services described in section 2), the SCF may initiate a call on its own
by instructing switches to establish necessary connections among
themselves and to the call parties.

Physically, the SCF may be located in either stand-alone general purpose
computers called Service Control Points (SCPs) or specialized pieces of
equipment called Service Nodes (SNs). In addition to executing service
logic, a service node can perform certain switching functions (such as
bridging of calls)as well as a set of specialized functions (such as
playing announcements, voice recognition and text-to-speech conversion).

An important distinction between an SCP and SN is that the former is
connected to switches via the SS7 network while the latter communicates
with the switch via Integrated Services Digital Network (ISDN) Primary
or Basic Rate Interfaces (PRI or BRI), which combine both the signaling
and voice paths.  With the present state of IN standardization, in
principle, either an SCP or SN could be connected to an Internet server
in order to support the services outlined in section two. To further
narrow the scope of work so as to produce tangible results as soon as
possible, the proposed project specifically addresses only
interconnection between a server and SN.

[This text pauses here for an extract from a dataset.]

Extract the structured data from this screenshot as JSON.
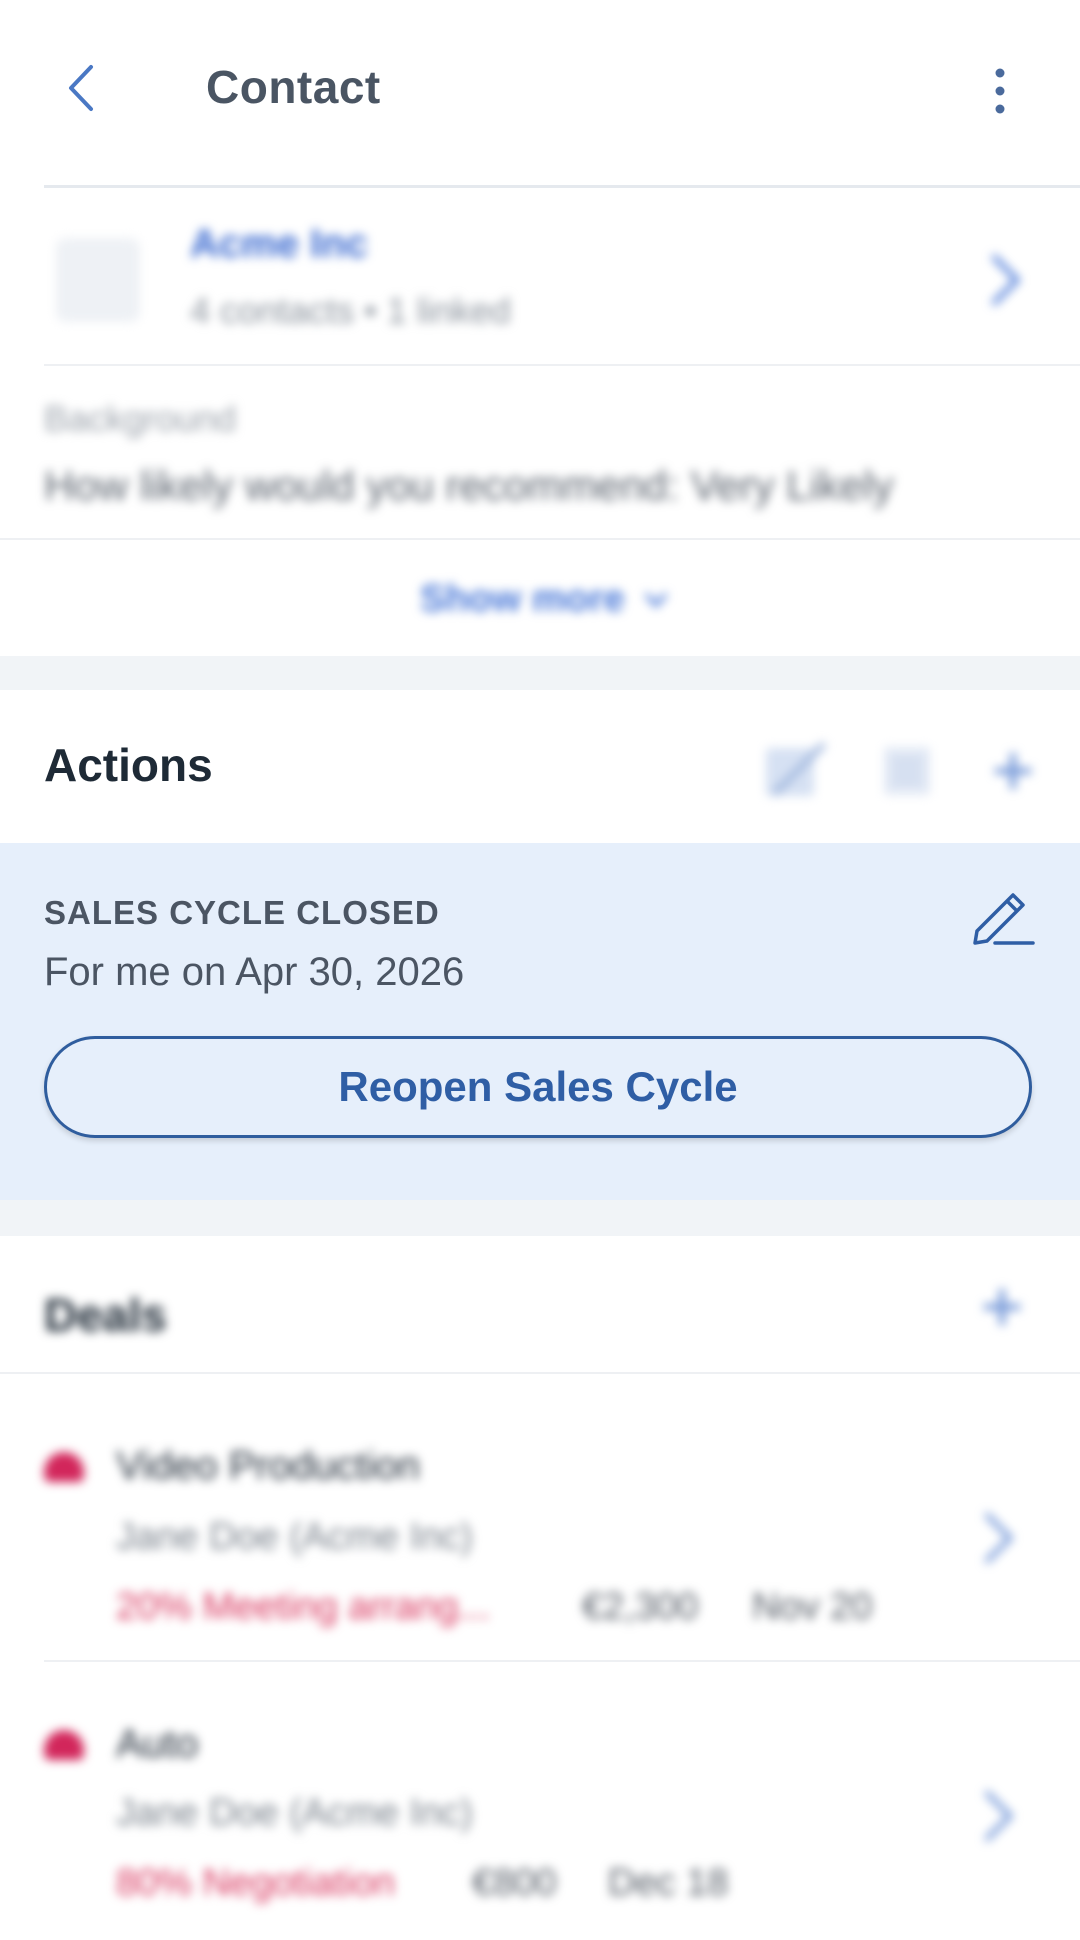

Within the IN architecture, the relevant administration of the network
entities (i.e., setting the triggers in the switches, transferring
externally developed service logic to SCPs and SNs, and maintaining the
network databases with the customer-related data) is performed by a
specialize Operation System called Service Management System (SMS).

M. Krishnaswamy                                                [Page 15]